Problem requirements ▸
Every single entry below should be reproduced verbatim.

Web page and app entries:
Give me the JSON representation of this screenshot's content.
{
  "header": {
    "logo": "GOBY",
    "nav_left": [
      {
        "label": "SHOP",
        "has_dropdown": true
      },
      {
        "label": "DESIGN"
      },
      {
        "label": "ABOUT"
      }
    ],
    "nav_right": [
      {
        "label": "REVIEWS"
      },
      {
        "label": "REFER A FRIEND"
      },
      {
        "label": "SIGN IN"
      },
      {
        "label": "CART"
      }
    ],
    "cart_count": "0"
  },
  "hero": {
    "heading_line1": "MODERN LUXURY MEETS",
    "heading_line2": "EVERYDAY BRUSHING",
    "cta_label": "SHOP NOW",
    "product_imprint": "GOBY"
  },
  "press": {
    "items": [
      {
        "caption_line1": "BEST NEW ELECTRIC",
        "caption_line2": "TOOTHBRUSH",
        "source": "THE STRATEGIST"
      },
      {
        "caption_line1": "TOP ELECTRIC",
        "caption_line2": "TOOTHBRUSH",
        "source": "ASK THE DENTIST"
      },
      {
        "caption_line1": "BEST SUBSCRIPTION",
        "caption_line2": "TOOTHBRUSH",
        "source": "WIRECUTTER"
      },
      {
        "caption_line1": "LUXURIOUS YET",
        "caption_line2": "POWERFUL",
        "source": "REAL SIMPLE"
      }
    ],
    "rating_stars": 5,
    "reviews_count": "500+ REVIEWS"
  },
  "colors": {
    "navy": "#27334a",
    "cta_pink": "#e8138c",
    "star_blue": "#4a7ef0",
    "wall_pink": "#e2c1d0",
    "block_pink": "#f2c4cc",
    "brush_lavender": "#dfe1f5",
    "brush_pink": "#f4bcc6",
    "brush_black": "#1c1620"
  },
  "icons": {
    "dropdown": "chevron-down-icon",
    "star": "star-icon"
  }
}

Solution ▸
Give me the JSON representation of this screenshot's content.
{
  "header": {
    "logo": "GOBY",
    "nav_left": [
      {
        "label": "SHOP",
        "has_dropdown": true
      },
      {
        "label": "DESIGN"
      },
      {
        "label": "ABOUT"
      }
    ],
    "nav_right": [
      {
        "label": "REVIEWS"
      },
      {
        "label": "REFER A FRIEND"
      },
      {
        "label": "SIGN IN"
      },
      {
        "label": "CART"
      }
    ],
    "cart_count": "0"
  },
  "hero": {
    "heading_line1": "MODERN LUXURY MEETS",
    "heading_line2": "EVERYDAY BRUSHING",
    "cta_label": "SHOP NOW",
    "product_imprint": "GOBY"
  },
  "press": {
    "items": [
      {
        "caption_line1": "BEST NEW ELECTRIC",
        "caption_line2": "TOOTHBRUSH",
        "source": "THE STRATEGIST"
      },
      {
        "caption_line1": "TOP ELECTRIC",
        "caption_line2": "TOOTHBRUSH",
        "source": "ASK THE DENTIST"
      },
      {
        "caption_line1": "BEST SUBSCRIPTION",
        "caption_line2": "TOOTHBRUSH",
        "source": "WIRECUTTER"
      },
      {
        "caption_line1": "LUXURIOUS YET",
        "caption_line2": "POWERFUL",
        "source": "REAL SIMPLE"
      }
    ],
    "rating_stars": 5,
    "reviews_count": "500+ REVIEWS"
  },
  "colors": {
    "navy": "#27334a",
    "cta_pink": "#e8138c",
    "star_blue": "#4a7ef0",
    "wall_pink": "#e2c1d0",
    "block_pink": "#f2c4cc",
    "brush_lavender": "#dfe1f5",
    "brush_pink": "#f4bcc6",
    "brush_black": "#1c1620"
  },
  "icons": {
    "dropdown": "chevron-down-icon",
    "star": "star-icon"
  }
}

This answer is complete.